A judge ordered a New Jersey couple Thursday to give a homeless Philadelphia man whatever's left of the $400,000 they raised for him.

Katie McClure and her boyfriend, Mark D'Amico, were told by the Burlington, New Jersey, judge to turn over the remaining money they raised through a GoFundMe campaign for Johnny Bobbitt, according to NBC Philadelphia.

The judge also demanded that McClure and D'Amico provide a full accounting of each dollar they collected, the station reported.

Bobbitt inspired the fundraising campaign after he gave McClure his last $20 when she ran out of gas on a freeway exit ramp last November outside Philadelphia.

Image: Homeless Vet GoFundMe
Kate McClure, of Florence, New Jersey, and her boyfriend Mark D'Amico raised the funds for Johnny Bobbitt, the homeless vet, after he gave McClure his last $20 when she ran out of gas while driving in Philadelphia. The couple then put together a GoFundMe page that went viral but, 10 months later, Bobbitt's lawyer told NBC News that her client is back on the streets because D'Amico and McClure are withholding the funds.NBC News

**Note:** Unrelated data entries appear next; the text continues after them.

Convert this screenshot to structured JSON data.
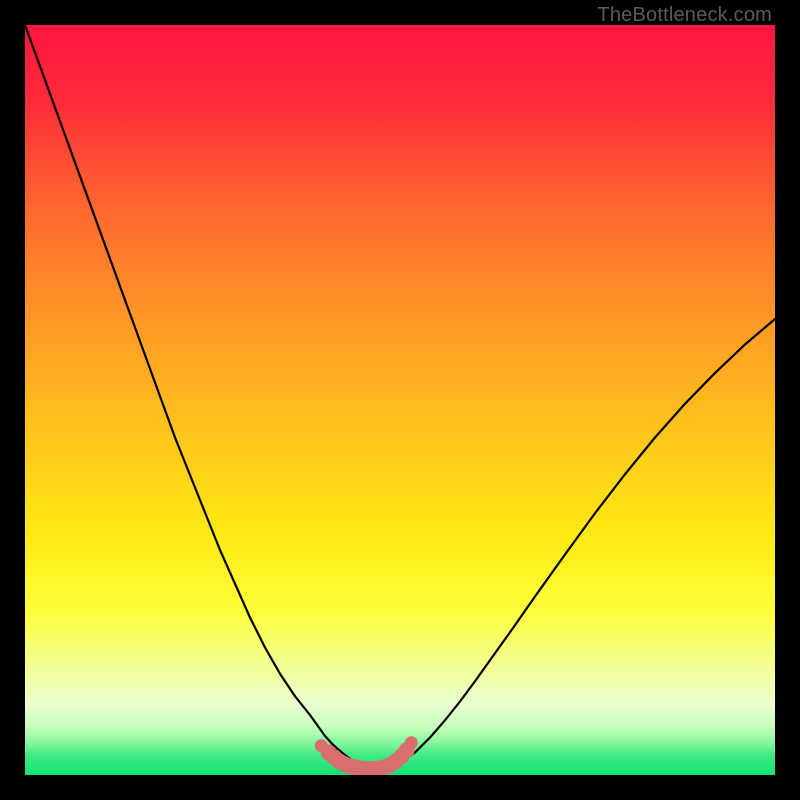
{
  "watermark": {
    "text": "TheBottleneck.com",
    "color": "#5b5b5b"
  },
  "gradient": {
    "stops": [
      {
        "offset": 0.0,
        "color": "#ff153f"
      },
      {
        "offset": 0.1,
        "color": "#ff2b3b"
      },
      {
        "offset": 0.25,
        "color": "#ff6a2f"
      },
      {
        "offset": 0.4,
        "color": "#ff9a26"
      },
      {
        "offset": 0.55,
        "color": "#ffc71c"
      },
      {
        "offset": 0.68,
        "color": "#ffe913"
      },
      {
        "offset": 0.78,
        "color": "#fdff3a"
      },
      {
        "offset": 0.86,
        "color": "#f2ff9a"
      },
      {
        "offset": 0.905,
        "color": "#eaffcf"
      },
      {
        "offset": 0.935,
        "color": "#c8ffbf"
      },
      {
        "offset": 0.955,
        "color": "#8cf7a1"
      },
      {
        "offset": 0.975,
        "color": "#3de983"
      },
      {
        "offset": 1.0,
        "color": "#17e074"
      }
    ]
  },
  "chart_data": {
    "type": "line",
    "title": "",
    "xlabel": "",
    "ylabel": "",
    "xlim": [
      0,
      100
    ],
    "ylim": [
      0,
      100
    ],
    "x": [
      0,
      2,
      4,
      6,
      8,
      10,
      12,
      14,
      16,
      18,
      20,
      22,
      24,
      26,
      28,
      30,
      32,
      34,
      36,
      38,
      40,
      41,
      42,
      43,
      44,
      45,
      46,
      47,
      48,
      49,
      50,
      52,
      54,
      56,
      58,
      60,
      62,
      65,
      68,
      72,
      76,
      80,
      84,
      88,
      92,
      96,
      100
    ],
    "values": [
      100,
      94.5,
      89,
      83.5,
      78,
      72.5,
      67,
      61.5,
      56,
      50.5,
      45,
      40,
      35,
      30,
      25.5,
      21,
      17,
      13.5,
      10.5,
      8,
      5.2,
      4.1,
      3.2,
      2.4,
      1.7,
      1.2,
      0.9,
      0.8,
      0.85,
      1.1,
      1.6,
      3.0,
      5.0,
      7.3,
      9.8,
      12.5,
      15.3,
      19.5,
      23.8,
      29.4,
      34.9,
      40.1,
      45.0,
      49.5,
      53.6,
      57.4,
      60.8
    ],
    "marker_overlay": {
      "color": "#d86f6d",
      "x": [
        39.5,
        40.5,
        41.2,
        41.8,
        42.5,
        43.3,
        44.1,
        45.0,
        45.9,
        46.8,
        47.7,
        48.6,
        49.4,
        50.2,
        50.9,
        51.5
      ],
      "y": [
        3.9,
        3.0,
        2.4,
        1.9,
        1.5,
        1.2,
        1.0,
        0.85,
        0.8,
        0.85,
        1.0,
        1.3,
        1.8,
        2.5,
        3.3,
        4.3
      ]
    }
  }
}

The relationship soured, and Bobbitt claimed in court that the money — nearly $403,000 raised from about 14,000 online donors — never fully ended up in his possession.

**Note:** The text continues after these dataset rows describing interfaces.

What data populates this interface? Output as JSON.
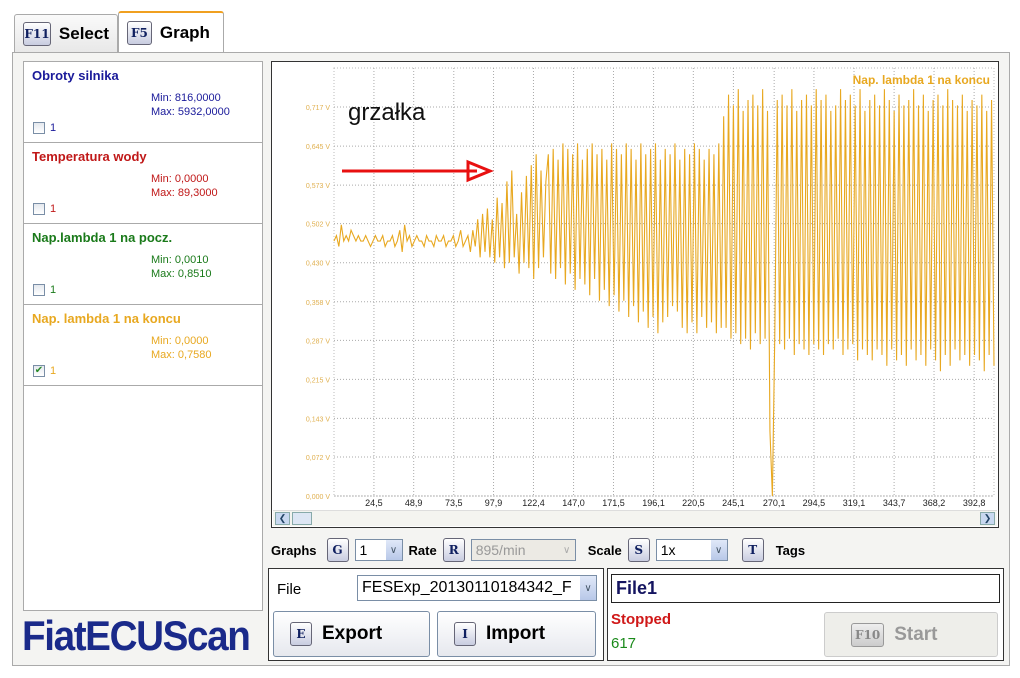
{
  "tabs": [
    {
      "key": "F11",
      "label": "Select"
    },
    {
      "key": "F5",
      "label": "Graph",
      "active": true
    }
  ],
  "signals": [
    {
      "name": "Obroty silnika",
      "min": "Min: 816,0000",
      "max": "Max: 5932,0000",
      "checkbox_label": "1",
      "checked": false,
      "color": "#1a1a9a"
    },
    {
      "name": "Temperatura wody",
      "min": "Min: 0,0000",
      "max": "Max: 89,3000",
      "checkbox_label": "1",
      "checked": false,
      "color": "#c01818"
    },
    {
      "name": "Nap.lambda 1 na pocz.",
      "min": "Min: 0,0010",
      "max": "Max: 0,8510",
      "checkbox_label": "1",
      "checked": false,
      "color": "#1a7a1a"
    },
    {
      "name": "Nap. lambda 1 na koncu",
      "min": "Min: 0,0000",
      "max": "Max: 0,7580",
      "checkbox_label": "1",
      "checked": true,
      "color": "#e8a820"
    }
  ],
  "logo": "FiatECUScan",
  "annotation": {
    "text": "grzałka",
    "arrow_color": "#e81010"
  },
  "controls": {
    "graphs_label": "Graphs",
    "graphs_key": "G",
    "graphs_value": "1",
    "rate_label": "Rate",
    "rate_key": "R",
    "rate_value": "895/min",
    "scale_label": "Scale",
    "scale_key": "S",
    "scale_value": "1x",
    "tags_key": "T",
    "tags_label": "Tags"
  },
  "file": {
    "label": "File",
    "value": "FESExp_20130110184342_F",
    "export_key": "E",
    "export_label": "Export",
    "import_key": "I",
    "import_label": "Import"
  },
  "status": {
    "file_name": "File1",
    "state": "Stopped",
    "count": "617",
    "start_key": "F10",
    "start_label": "Start"
  },
  "chart_data": {
    "type": "line",
    "legend": "Nap. lambda 1 na koncu",
    "legend_position": "top-right",
    "series_color": "#e8a820",
    "ylim": [
      0,
      0.789
    ],
    "xlim": [
      0,
      405
    ],
    "y_ticks": [
      "0,000 V",
      "0,072 V",
      "0,143 V",
      "0,215 V",
      "0,287 V",
      "0,358 V",
      "0,430 V",
      "0,502 V",
      "0,573 V",
      "0,645 V",
      "0,717 V"
    ],
    "y_tick_values": [
      0,
      0.072,
      0.143,
      0.215,
      0.287,
      0.358,
      0.43,
      0.502,
      0.573,
      0.645,
      0.717
    ],
    "x_ticks": [
      "24,5",
      "48,9",
      "73,5",
      "97,9",
      "122,4",
      "147,0",
      "171,5",
      "196,1",
      "220,5",
      "245,1",
      "270,1",
      "294,5",
      "319,1",
      "343,7",
      "368,2",
      "392,8"
    ],
    "x_tick_values": [
      24.5,
      48.9,
      73.5,
      97.9,
      122.4,
      147.0,
      171.5,
      196.1,
      220.5,
      245.1,
      270.1,
      294.5,
      319.1,
      343.7,
      368.2,
      392.8
    ],
    "grid": true,
    "x_step": 1.7,
    "values": [
      0.47,
      0.48,
      0.46,
      0.5,
      0.47,
      0.48,
      0.47,
      0.49,
      0.48,
      0.47,
      0.48,
      0.47,
      0.47,
      0.48,
      0.47,
      0.46,
      0.47,
      0.48,
      0.47,
      0.47,
      0.48,
      0.46,
      0.47,
      0.47,
      0.48,
      0.46,
      0.47,
      0.49,
      0.45,
      0.5,
      0.47,
      0.48,
      0.46,
      0.47,
      0.48,
      0.47,
      0.47,
      0.46,
      0.48,
      0.47,
      0.47,
      0.46,
      0.48,
      0.47,
      0.47,
      0.48,
      0.46,
      0.47,
      0.47,
      0.48,
      0.46,
      0.47,
      0.49,
      0.46,
      0.47,
      0.48,
      0.45,
      0.49,
      0.46,
      0.51,
      0.44,
      0.52,
      0.45,
      0.53,
      0.44,
      0.51,
      0.43,
      0.55,
      0.44,
      0.54,
      0.42,
      0.58,
      0.43,
      0.6,
      0.44,
      0.52,
      0.41,
      0.56,
      0.43,
      0.59,
      0.42,
      0.61,
      0.4,
      0.63,
      0.42,
      0.6,
      0.44,
      0.58,
      0.63,
      0.41,
      0.64,
      0.4,
      0.62,
      0.42,
      0.65,
      0.39,
      0.64,
      0.41,
      0.63,
      0.38,
      0.65,
      0.4,
      0.62,
      0.39,
      0.64,
      0.37,
      0.65,
      0.4,
      0.63,
      0.36,
      0.64,
      0.38,
      0.62,
      0.35,
      0.65,
      0.37,
      0.64,
      0.34,
      0.63,
      0.36,
      0.65,
      0.33,
      0.64,
      0.35,
      0.62,
      0.32,
      0.65,
      0.34,
      0.63,
      0.31,
      0.64,
      0.33,
      0.65,
      0.3,
      0.62,
      0.32,
      0.64,
      0.33,
      0.63,
      0.35,
      0.65,
      0.34,
      0.62,
      0.31,
      0.64,
      0.3,
      0.63,
      0.32,
      0.65,
      0.3,
      0.64,
      0.33,
      0.62,
      0.31,
      0.64,
      0.32,
      0.63,
      0.3,
      0.65,
      0.31,
      0.7,
      0.31,
      0.74,
      0.29,
      0.72,
      0.3,
      0.75,
      0.28,
      0.71,
      0.29,
      0.73,
      0.27,
      0.74,
      0.3,
      0.72,
      0.28,
      0.75,
      0.29,
      0.71,
      0.12,
      0.0,
      0.3,
      0.73,
      0.28,
      0.74,
      0.27,
      0.72,
      0.29,
      0.75,
      0.26,
      0.71,
      0.28,
      0.73,
      0.27,
      0.74,
      0.26,
      0.72,
      0.28,
      0.75,
      0.27,
      0.73,
      0.26,
      0.74,
      0.28,
      0.71,
      0.27,
      0.72,
      0.29,
      0.75,
      0.26,
      0.73,
      0.27,
      0.74,
      0.28,
      0.72,
      0.25,
      0.75,
      0.27,
      0.71,
      0.26,
      0.73,
      0.25,
      0.74,
      0.27,
      0.72,
      0.26,
      0.75,
      0.24,
      0.73,
      0.27,
      0.71,
      0.25,
      0.74,
      0.26,
      0.72,
      0.24,
      0.73,
      0.27,
      0.75,
      0.25,
      0.72,
      0.26,
      0.74,
      0.24,
      0.71,
      0.27,
      0.73,
      0.25,
      0.74,
      0.23,
      0.72,
      0.26,
      0.75,
      0.24,
      0.73,
      0.27,
      0.72,
      0.25,
      0.74,
      0.26,
      0.71,
      0.24,
      0.73,
      0.26,
      0.72,
      0.25,
      0.74,
      0.23,
      0.71,
      0.26,
      0.73,
      0.24
    ]
  }
}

D'Amico told the Philadelphia Inquirer that he withheld the cash because the veteran allegedly has a drug problem. The couple initially purchased a camper for Bobbit to live in and placed it on property controlled by McClure's family. But Bobbitt was kicked out in June, making him homeless again, according to NBC Philadelphia.

During an appearance Monday on NBC's "Megyn Kelly Today" show, D'Amico said more than $150,000 of the money remained.

He denied misusing the funds but admitted to the Inquirer that he spent $500 of it at a casino. He said he paid it back with money he won. The couple also told the newspaper they once gave Bobbitt $25,000 of the GoFundMe cash, and he spent it within two weeks.

Jacqueline Promislo, an attorney for Bobbitt, said by email that she's "very concerned" that much of the money will be gone by the time it's accounted for.

Asked if Bobbitt might sue to seize some of the couple's personal assets, she said, "We will represent our client to the best of our abilities to recover all of the money raised for him."